By Mark Boshnack Staff Report
The Daily Star
---- — The Oneonta customer service center of the Workers’ Compensation Board is one of eight offices scheduled to close today across the state, according to a spokeswoman for the agency. Local officials interviewed said they were opposed to the action.
The closure is part of an effort across the state for the last few years to keep costs under control, agency spokeswoman Rachel McEnyny said. By allowing claimants to participate in hearings by phone, they don’t have to leave their home, a method already used by many other states, she said.
Oneonta Social Security and workers’ compensation attorney Peter Hill said his understanding is that not all clients will have to travel to the remaining sites, including Binghamton, Norwich and Utica, but lawyers still do. Sometimes clients will want to be at the hearings and the distance may prevent that, he said, and if employers contest a claim, they will have to travel as well.
He said he and other lawyers had little notice of the changes — he learned about it through a union letter in September.
“We weren’t involved in the decision, it just came down,” he said. He said he complained to state Sen. James Seward, R-Milford, who has gotten involved.
Seward said he learned about the problem this fall from local lawyers.
“I think this is a slap in the face to rural communities,” he said. He said he opposes to the closing and had three conference calls recently with Cuomo’s office about the situation. It will be a hardship for those that have to travel, he said.
Seward said he has had discussions about a no-cost site at the State University College at Oneonta. Officials have been open to the idea, but nothing has been finalized, he said.
Hearings over the phone are no way to assess the seriousness of injuries or the credibility of a claimant, he said.

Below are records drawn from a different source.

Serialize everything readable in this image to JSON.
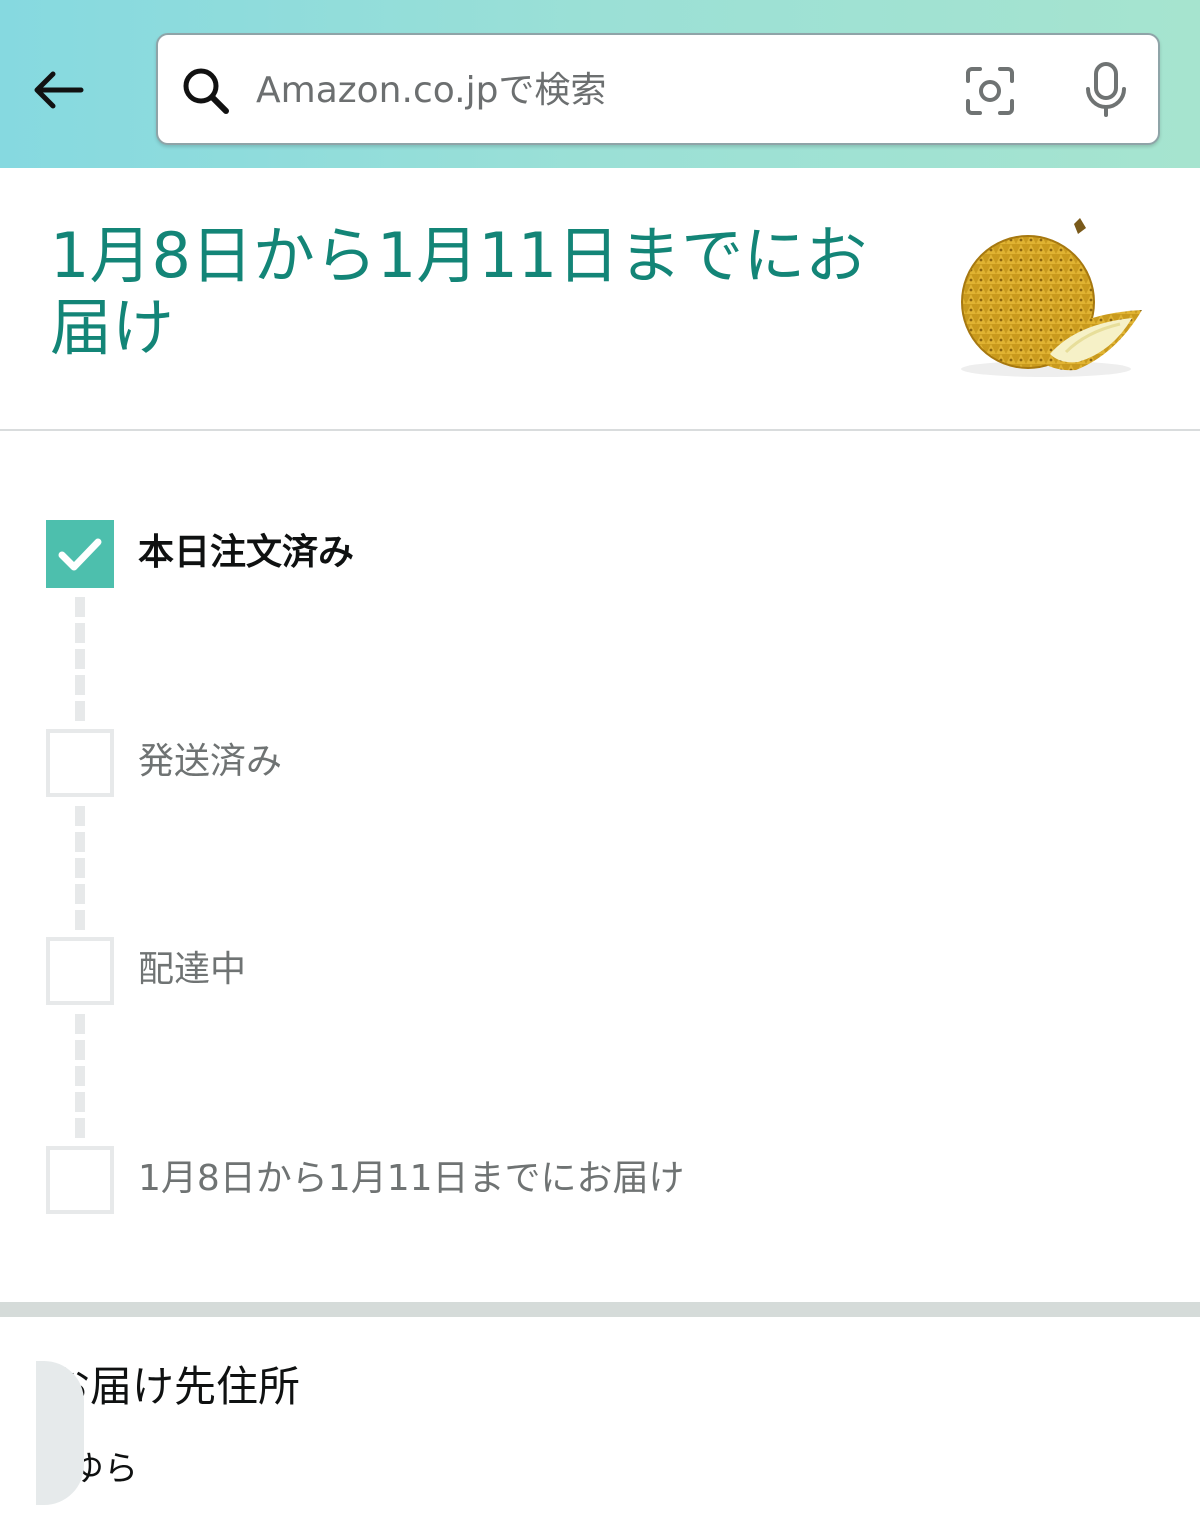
{
  "header": {
    "back_label": "",
    "search": {
      "placeholder": "Amazon.co.jpで検索",
      "value": ""
    },
    "icons": [
      "back-arrow-icon",
      "search-icon",
      "camera-icon",
      "microphone-icon"
    ]
  },
  "delivery": {
    "title": "1月8日から1月11日までにお届け"
  },
  "tracker": {
    "steps": [
      {
        "label": "本日注文済み",
        "done": true
      },
      {
        "label": "発送済み",
        "done": false
      },
      {
        "label": "配達中",
        "done": false
      },
      {
        "label": "1月8日から1月11日までにお届け",
        "done": false
      }
    ]
  },
  "address": {
    "title": "お届け先住所",
    "name": "ゆら"
  },
  "colors": {
    "accent_teal": "#138577",
    "check_fill": "#4dbfad",
    "header_gradient_start": "#86d9e0",
    "header_gradient_end": "#a6e4cf"
  }
}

“I’m hopeful the situation can be resolved,” he said.
The eight centers being closed had the least amount of hearings in the state, McEnyny said. The Oneonta office at 41-45 Dietz St. had 1,843 hearings in 100 days.
The closings were included in state’s 2013-14 budget as part of an effort to replace costly services and better meet the needs of taxpayers, she said. No state workers will lose their jobs in the process, which she said is estimated to save about $3 million over 10 years. That savings will be passed along to businesses that pay the cost of the program, she said.
The New York State Bar Association’s Workers’ Compensation Law Division Subcommittee said in a letter to the state Workers’ Compensation Board that the move will not improve the administration of justice in the system.
“While we appreciate every state agency is trying to reduce costs, the closing of these hearing points will shift any cost savings to the the workers and employers,” the letter said.